Output all records below verbatim.

[RECORDS SHOWN — start]

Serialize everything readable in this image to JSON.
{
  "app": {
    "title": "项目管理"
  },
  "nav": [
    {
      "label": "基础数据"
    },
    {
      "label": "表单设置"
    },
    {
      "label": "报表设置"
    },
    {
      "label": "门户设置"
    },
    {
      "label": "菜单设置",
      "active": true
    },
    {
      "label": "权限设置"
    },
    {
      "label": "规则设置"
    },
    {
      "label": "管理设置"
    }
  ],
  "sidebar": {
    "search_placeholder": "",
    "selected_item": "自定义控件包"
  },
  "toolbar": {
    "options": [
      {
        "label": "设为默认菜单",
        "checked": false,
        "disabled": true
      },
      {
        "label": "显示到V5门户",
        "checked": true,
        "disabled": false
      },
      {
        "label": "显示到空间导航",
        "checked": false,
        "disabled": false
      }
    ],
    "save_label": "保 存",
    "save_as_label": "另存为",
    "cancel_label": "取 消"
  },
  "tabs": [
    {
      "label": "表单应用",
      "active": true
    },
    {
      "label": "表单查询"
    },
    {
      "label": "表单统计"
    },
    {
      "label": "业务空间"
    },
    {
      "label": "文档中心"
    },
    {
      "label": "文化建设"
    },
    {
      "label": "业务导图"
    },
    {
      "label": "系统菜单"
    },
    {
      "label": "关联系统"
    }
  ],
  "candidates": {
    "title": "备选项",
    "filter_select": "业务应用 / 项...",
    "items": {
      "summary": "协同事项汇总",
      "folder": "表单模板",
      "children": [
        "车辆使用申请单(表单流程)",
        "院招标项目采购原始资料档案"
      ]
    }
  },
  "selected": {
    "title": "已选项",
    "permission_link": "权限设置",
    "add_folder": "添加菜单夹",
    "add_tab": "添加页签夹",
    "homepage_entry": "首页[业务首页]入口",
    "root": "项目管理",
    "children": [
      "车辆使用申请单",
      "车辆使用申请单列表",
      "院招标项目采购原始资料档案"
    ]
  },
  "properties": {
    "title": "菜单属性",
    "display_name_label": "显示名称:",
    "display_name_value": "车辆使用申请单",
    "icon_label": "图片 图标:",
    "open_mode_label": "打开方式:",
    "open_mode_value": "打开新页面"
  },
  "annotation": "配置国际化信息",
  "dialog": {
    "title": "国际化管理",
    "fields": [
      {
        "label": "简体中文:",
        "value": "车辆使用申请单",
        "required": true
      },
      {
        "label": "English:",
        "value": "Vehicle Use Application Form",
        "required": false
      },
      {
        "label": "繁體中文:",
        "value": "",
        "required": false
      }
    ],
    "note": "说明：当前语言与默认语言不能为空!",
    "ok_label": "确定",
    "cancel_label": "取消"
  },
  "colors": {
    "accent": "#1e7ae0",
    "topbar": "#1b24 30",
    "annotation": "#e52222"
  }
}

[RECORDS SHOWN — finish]

## TASK OUTPUT
Serialize everything readable in this image to JSON.
{
  "app": {
    "title": "项目管理"
  },
  "nav": [
    {
      "label": "基础数据"
    },
    {
      "label": "表单设置"
    },
    {
      "label": "报表设置"
    },
    {
      "label": "门户设置"
    },
    {
      "label": "菜单设置",
      "active": true
    },
    {
      "label": "权限设置"
    },
    {
      "label": "规则设置"
    },
    {
      "label": "管理设置"
    }
  ],
  "sidebar": {
    "search_placeholder": "",
    "selected_item": "自定义控件包"
  },
  "toolbar": {
    "options": [
      {
        "label": "设为默认菜单",
        "checked": false,
        "disabled": true
      },
      {
        "label": "显示到V5门户",
        "checked": true,
        "disabled": false
      },
      {
        "label": "显示到空间导航",
        "checked": false,
        "disabled": false
      }
    ],
    "save_label": "保 存",
    "save_as_label": "另存为",
    "cancel_label": "取 消"
  },
  "tabs": [
    {
      "label": "表单应用",
      "active": true
    },
    {
      "label": "表单查询"
    },
    {
      "label": "表单统计"
    },
    {
      "label": "业务空间"
    },
    {
      "label": "文档中心"
    },
    {
      "label": "文化建设"
    },
    {
      "label": "业务导图"
    },
    {
      "label": "系统菜单"
    },
    {
      "label": "关联系统"
    }
  ],
  "candidates": {
    "title": "备选项",
    "filter_select": "业务应用 / 项...",
    "items": {
      "summary": "协同事项汇总",
      "folder": "表单模板",
      "children": [
        "车辆使用申请单(表单流程)",
        "院招标项目采购原始资料档案"
      ]
    }
  },
  "selected": {
    "title": "已选项",
    "permission_link": "权限设置",
    "add_folder": "添加菜单夹",
    "add_tab": "添加页签夹",
    "homepage_entry": "首页[业务首页]入口",
    "root": "项目管理",
    "children": [
      "车辆使用申请单",
      "车辆使用申请单列表",
      "院招标项目采购原始资料档案"
    ]
  },
  "properties": {
    "title": "菜单属性",
    "display_name_label": "显示名称:",
    "display_name_value": "车辆使用申请单",
    "icon_label": "图片 图标:",
    "open_mode_label": "打开方式:",
    "open_mode_value": "打开新页面"
  },
  "annotation": "配置国际化信息",
  "dialog": {
    "title": "国际化管理",
    "fields": [
      {
        "label": "简体中文:",
        "value": "车辆使用申请单",
        "required": true
      },
      {
        "label": "English:",
        "value": "Vehicle Use Application Form",
        "required": false
      },
      {
        "label": "繁體中文:",
        "value": "",
        "required": false
      }
    ],
    "note": "说明：当前语言与默认语言不能为空!",
    "ok_label": "确定",
    "cancel_label": "取消"
  },
  "colors": {
    "accent": "#1e7ae0",
    "topbar": "#1b24 30",
    "annotation": "#e52222"
  }
}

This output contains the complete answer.